# Required work:
Please return all of the data exactly as written.

--- Raw data ---

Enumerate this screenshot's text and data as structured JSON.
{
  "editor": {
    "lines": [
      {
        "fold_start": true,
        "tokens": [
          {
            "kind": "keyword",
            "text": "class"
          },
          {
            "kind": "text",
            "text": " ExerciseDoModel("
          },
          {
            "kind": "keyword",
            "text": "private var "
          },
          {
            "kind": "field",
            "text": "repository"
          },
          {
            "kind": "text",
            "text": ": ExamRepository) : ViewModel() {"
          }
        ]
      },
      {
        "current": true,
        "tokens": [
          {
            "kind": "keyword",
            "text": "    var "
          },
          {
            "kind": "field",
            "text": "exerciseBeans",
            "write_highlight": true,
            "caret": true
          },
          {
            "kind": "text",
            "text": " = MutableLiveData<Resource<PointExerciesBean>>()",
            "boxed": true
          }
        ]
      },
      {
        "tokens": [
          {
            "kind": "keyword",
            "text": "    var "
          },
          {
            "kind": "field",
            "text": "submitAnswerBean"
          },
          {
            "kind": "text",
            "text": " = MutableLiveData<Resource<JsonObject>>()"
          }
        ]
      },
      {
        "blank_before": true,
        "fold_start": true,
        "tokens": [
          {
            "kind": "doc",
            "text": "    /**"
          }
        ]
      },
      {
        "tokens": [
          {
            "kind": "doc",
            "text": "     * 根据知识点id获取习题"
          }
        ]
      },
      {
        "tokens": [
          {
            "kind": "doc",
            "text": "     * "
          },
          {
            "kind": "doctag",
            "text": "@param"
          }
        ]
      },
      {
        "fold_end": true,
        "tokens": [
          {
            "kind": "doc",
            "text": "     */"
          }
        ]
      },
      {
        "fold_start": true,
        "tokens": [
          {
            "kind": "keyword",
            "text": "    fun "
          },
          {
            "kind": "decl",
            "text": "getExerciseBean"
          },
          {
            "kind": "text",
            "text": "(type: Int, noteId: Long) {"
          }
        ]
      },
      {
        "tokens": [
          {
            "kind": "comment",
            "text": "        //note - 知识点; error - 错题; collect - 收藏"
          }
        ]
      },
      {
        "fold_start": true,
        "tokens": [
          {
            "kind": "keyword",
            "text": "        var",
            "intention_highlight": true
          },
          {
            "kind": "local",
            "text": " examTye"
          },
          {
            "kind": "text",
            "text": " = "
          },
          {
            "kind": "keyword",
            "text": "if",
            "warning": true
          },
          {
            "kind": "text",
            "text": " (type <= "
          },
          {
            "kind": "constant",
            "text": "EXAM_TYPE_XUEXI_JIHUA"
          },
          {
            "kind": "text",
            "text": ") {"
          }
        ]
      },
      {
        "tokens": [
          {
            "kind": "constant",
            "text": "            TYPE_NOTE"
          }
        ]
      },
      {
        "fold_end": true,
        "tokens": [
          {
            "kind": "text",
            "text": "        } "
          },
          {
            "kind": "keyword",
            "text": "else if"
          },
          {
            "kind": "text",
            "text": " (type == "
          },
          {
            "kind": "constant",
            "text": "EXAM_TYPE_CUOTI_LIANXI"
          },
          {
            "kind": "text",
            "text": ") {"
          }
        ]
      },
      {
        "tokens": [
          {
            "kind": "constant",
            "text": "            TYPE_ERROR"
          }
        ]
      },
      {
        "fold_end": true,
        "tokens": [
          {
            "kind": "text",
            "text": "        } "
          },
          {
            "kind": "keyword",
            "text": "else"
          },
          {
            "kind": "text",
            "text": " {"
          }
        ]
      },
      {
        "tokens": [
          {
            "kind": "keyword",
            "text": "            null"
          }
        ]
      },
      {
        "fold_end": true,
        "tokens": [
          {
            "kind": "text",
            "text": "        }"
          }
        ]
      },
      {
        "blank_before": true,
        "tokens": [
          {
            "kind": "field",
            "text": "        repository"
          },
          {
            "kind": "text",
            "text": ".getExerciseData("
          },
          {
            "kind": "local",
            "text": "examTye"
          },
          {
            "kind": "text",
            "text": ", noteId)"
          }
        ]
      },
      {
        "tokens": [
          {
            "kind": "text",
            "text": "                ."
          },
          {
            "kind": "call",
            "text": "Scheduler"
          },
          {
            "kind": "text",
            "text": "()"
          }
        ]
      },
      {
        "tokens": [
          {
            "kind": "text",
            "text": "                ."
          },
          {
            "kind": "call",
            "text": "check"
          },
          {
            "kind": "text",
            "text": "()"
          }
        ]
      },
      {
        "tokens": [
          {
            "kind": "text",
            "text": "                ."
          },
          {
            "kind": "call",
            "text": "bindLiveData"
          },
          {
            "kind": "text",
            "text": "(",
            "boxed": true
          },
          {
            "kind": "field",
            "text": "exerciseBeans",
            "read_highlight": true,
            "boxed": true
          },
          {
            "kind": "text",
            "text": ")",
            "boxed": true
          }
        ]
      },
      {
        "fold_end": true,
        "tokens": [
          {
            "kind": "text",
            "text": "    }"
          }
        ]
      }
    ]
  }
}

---

# Response to this task:
Enumerate this screenshot's text and data as structured JSON.
{
  "editor": {
    "lines": [
      {
        "fold_start": true,
        "tokens": [
          {
            "kind": "keyword",
            "text": "class"
          },
          {
            "kind": "text",
            "text": " ExerciseDoModel("
          },
          {
            "kind": "keyword",
            "text": "private var "
          },
          {
            "kind": "field",
            "text": "repository"
          },
          {
            "kind": "text",
            "text": ": ExamRepository) : ViewModel() {"
          }
        ]
      },
      {
        "current": true,
        "tokens": [
          {
            "kind": "keyword",
            "text": "    var "
          },
          {
            "kind": "field",
            "text": "exerciseBeans",
            "write_highlight": true,
            "caret": true
          },
          {
            "kind": "text",
            "text": " = MutableLiveData<Resource<PointExerciesBean>>()",
            "boxed": true
          }
        ]
      },
      {
        "tokens": [
          {
            "kind": "keyword",
            "text": "    var "
          },
          {
            "kind": "field",
            "text": "submitAnswerBean"
          },
          {
            "kind": "text",
            "text": " = MutableLiveData<Resource<JsonObject>>()"
          }
        ]
      },
      {
        "blank_before": true,
        "fold_start": true,
        "tokens": [
          {
            "kind": "doc",
            "text": "    /**"
          }
        ]
      },
      {
        "tokens": [
          {
            "kind": "doc",
            "text": "     * 根据知识点id获取习题"
          }
        ]
      },
      {
        "tokens": [
          {
            "kind": "doc",
            "text": "     * "
          },
          {
            "kind": "doctag",
            "text": "@param"
          }
        ]
      },
      {
        "fold_end": true,
        "tokens": [
          {
            "kind": "doc",
            "text": "     */"
          }
        ]
      },
      {
        "fold_start": true,
        "tokens": [
          {
            "kind": "keyword",
            "text": "    fun "
          },
          {
            "kind": "decl",
            "text": "getExerciseBean"
          },
          {
            "kind": "text",
            "text": "(type: Int, noteId: Long) {"
          }
        ]
      },
      {
        "tokens": [
          {
            "kind": "comment",
            "text": "        //note - 知识点; error - 错题; collect - 收藏"
          }
        ]
      },
      {
        "fold_start": true,
        "tokens": [
          {
            "kind": "keyword",
            "text": "        var",
            "intention_highlight": true
          },
          {
            "kind": "local",
            "text": " examTye"
          },
          {
            "kind": "text",
            "text": " = "
          },
          {
            "kind": "keyword",
            "text": "if",
            "warning": true
          },
          {
            "kind": "text",
            "text": " (type <= "
          },
          {
            "kind": "constant",
            "text": "EXAM_TYPE_XUEXI_JIHUA"
          },
          {
            "kind": "text",
            "text": ") {"
          }
        ]
      },
      {
        "tokens": [
          {
            "kind": "constant",
            "text": "            TYPE_NOTE"
          }
        ]
      },
      {
        "fold_end": true,
        "tokens": [
          {
            "kind": "text",
            "text": "        } "
          },
          {
            "kind": "keyword",
            "text": "else if"
          },
          {
            "kind": "text",
            "text": " (type == "
          },
          {
            "kind": "constant",
            "text": "EXAM_TYPE_CUOTI_LIANXI"
          },
          {
            "kind": "text",
            "text": ") {"
          }
        ]
      },
      {
        "tokens": [
          {
            "kind": "constant",
            "text": "            TYPE_ERROR"
          }
        ]
      },
      {
        "fold_end": true,
        "tokens": [
          {
            "kind": "text",
            "text": "        } "
          },
          {
            "kind": "keyword",
            "text": "else"
          },
          {
            "kind": "text",
            "text": " {"
          }
        ]
      },
      {
        "tokens": [
          {
            "kind": "keyword",
            "text": "            null"
          }
        ]
      },
      {
        "fold_end": true,
        "tokens": [
          {
            "kind": "text",
            "text": "        }"
          }
        ]
      },
      {
        "blank_before": true,
        "tokens": [
          {
            "kind": "field",
            "text": "        repository"
          },
          {
            "kind": "text",
            "text": ".getExerciseData("
          },
          {
            "kind": "local",
            "text": "examTye"
          },
          {
            "kind": "text",
            "text": ", noteId)"
          }
        ]
      },
      {
        "tokens": [
          {
            "kind": "text",
            "text": "                ."
          },
          {
            "kind": "call",
            "text": "Scheduler"
          },
          {
            "kind": "text",
            "text": "()"
          }
        ]
      },
      {
        "tokens": [
          {
            "kind": "text",
            "text": "                ."
          },
          {
            "kind": "call",
            "text": "check"
          },
          {
            "kind": "text",
            "text": "()"
          }
        ]
      },
      {
        "tokens": [
          {
            "kind": "text",
            "text": "                ."
          },
          {
            "kind": "call",
            "text": "bindLiveData"
          },
          {
            "kind": "text",
            "text": "(",
            "boxed": true
          },
          {
            "kind": "field",
            "text": "exerciseBeans",
            "read_highlight": true,
            "boxed": true
          },
          {
            "kind": "text",
            "text": ")",
            "boxed": true
          }
        ]
      },
      {
        "fold_end": true,
        "tokens": [
          {
            "kind": "text",
            "text": "    }"
          }
        ]
      }
    ]
  }
}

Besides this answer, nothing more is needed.